“The more eyes you have looking, the more invasive species you’re going to find and prevent from entering our environment,” said Carol Okada, manager of the HDOA’s Plant Quarantine Branch, in the governor’s press release. That is obvious logic. Perhaps, though, even more effective than more eyes would be a few well-trained sniffers.

Along with half of the HDOA’s human inspectors, the state’s canine inspector team was laid off in 2009. At one point, the HDOA’s Detector Dog Program had 10 dogs–nine beagles and one German shorthair pointer. HDOA’s Plant Quarantine Branch (according to the office of the governor) would also like to re-establish the Detector Dog Program, which has shown to be one of–if not the most–effective ways to intercept brown tree snakes. But according to the HDOA themselves, even though the 10 newly rehired inspectors are not enough, there are no plans in action to bring back the Detector Dog Program.

“We need 15 more (inspectors) back,” says Plant Quarantine Inspector Keevin Minami. “Until we get that back, we couldn’t even start to do it; although we want to.”

The Detector Dog Program was in effect as early as 1989, but once the funding was cut in 2009, all the dogs were placed in foster homes. Even the training of these dogs is lengthy and expensive, which itself implies that they are state assets more or less wastefully discarded. With the risk of a snake invasion on Oahu as high as it is, why was the program cut in the first place?

The brown tree snake is not the only invasive threat to Hawaii, and, in reality, the beagles are not likely bummed about being on the unemployed list. But thanks to the Pest Inspection, Quarantine and Eradication Special Fund–an HDOA fund covering all the current reinstatements–everything is being paid for by the inspectees. The fund collects inspection fees, service fees, charges, penalties, federal funds, grants and gifts and can be used for just about anything the department sees fit.

Hawaii Department of Agriculture–now I’m talking to you–please bring back the dogs before these Islands go to the snakes.

The HDOA plays a key role in Hawaii’s future. They have the ability to keep our delicate island ecosystem safe; but do they have the manpower? With so much recent emphasis on local agriculture, their part to play has never been more important.

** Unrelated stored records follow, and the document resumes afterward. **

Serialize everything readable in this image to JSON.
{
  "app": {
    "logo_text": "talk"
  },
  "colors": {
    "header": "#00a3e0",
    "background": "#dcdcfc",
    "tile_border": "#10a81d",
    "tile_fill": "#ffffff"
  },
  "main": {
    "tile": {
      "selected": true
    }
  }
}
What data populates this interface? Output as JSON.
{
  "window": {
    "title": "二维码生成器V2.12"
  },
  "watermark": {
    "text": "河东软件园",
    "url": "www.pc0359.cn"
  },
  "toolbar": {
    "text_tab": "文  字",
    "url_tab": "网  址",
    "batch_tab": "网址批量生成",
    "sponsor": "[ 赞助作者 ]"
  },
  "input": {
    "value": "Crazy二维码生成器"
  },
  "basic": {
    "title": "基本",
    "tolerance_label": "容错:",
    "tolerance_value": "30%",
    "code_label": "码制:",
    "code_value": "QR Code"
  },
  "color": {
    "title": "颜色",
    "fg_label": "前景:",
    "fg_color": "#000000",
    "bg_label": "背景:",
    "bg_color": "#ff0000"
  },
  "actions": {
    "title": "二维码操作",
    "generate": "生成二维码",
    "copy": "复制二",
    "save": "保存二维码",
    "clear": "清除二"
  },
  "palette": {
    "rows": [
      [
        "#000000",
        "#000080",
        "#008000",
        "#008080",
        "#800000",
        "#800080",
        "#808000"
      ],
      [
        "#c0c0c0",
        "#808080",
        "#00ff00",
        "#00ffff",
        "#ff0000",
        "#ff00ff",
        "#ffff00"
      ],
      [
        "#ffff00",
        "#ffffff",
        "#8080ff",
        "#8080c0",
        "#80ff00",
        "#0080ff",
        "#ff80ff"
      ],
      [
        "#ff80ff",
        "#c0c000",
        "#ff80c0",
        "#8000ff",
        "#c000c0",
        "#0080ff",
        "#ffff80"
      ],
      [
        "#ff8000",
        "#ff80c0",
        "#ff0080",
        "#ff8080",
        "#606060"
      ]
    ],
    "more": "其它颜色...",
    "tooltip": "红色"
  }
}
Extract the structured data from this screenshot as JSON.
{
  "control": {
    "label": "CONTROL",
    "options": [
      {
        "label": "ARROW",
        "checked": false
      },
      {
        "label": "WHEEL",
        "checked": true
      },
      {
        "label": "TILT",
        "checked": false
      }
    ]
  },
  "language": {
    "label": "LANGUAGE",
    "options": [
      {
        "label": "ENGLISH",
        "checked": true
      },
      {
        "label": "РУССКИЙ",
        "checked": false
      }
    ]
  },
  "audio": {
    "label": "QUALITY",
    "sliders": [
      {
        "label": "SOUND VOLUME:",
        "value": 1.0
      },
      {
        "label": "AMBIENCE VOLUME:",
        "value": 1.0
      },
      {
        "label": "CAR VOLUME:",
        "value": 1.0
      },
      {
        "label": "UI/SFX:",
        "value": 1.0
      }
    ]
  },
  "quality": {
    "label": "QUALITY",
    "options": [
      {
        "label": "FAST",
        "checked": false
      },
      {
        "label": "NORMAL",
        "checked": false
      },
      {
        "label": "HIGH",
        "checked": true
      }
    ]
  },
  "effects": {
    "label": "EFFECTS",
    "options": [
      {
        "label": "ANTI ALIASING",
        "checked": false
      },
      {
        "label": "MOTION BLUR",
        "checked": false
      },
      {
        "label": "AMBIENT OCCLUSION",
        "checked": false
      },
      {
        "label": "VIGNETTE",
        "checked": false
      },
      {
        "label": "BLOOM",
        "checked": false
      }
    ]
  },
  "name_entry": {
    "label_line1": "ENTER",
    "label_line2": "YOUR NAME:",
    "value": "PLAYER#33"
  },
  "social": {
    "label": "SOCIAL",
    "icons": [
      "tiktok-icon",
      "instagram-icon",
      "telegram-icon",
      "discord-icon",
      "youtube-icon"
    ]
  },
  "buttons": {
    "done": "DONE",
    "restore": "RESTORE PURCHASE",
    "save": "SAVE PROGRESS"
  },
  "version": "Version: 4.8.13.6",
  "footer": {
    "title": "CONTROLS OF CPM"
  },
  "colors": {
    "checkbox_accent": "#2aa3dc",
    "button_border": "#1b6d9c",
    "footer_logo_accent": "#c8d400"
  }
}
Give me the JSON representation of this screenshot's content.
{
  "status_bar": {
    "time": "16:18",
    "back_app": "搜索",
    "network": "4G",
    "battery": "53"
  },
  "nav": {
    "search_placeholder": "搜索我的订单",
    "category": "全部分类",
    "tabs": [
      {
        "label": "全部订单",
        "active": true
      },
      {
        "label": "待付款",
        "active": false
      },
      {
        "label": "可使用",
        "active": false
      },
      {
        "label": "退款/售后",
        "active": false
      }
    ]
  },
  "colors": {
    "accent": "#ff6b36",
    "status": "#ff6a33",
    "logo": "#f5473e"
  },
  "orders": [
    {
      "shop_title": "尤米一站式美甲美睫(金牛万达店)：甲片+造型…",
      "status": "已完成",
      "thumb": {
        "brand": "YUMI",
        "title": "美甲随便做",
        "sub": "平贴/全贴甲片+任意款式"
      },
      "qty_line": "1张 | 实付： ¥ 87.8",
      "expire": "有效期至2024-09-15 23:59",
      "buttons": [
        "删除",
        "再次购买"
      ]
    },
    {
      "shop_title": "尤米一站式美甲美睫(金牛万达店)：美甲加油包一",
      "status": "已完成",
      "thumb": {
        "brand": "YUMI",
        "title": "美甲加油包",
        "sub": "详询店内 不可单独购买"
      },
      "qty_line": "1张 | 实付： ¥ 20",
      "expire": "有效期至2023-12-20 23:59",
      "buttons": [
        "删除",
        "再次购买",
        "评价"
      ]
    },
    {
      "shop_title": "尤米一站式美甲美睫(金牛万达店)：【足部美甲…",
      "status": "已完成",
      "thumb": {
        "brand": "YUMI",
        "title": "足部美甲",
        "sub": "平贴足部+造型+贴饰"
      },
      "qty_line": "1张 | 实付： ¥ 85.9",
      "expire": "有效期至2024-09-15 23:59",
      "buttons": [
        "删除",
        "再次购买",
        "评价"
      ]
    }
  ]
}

We can help, too. Report suspicious species to HDOA’s hotline: 808-643-PEST.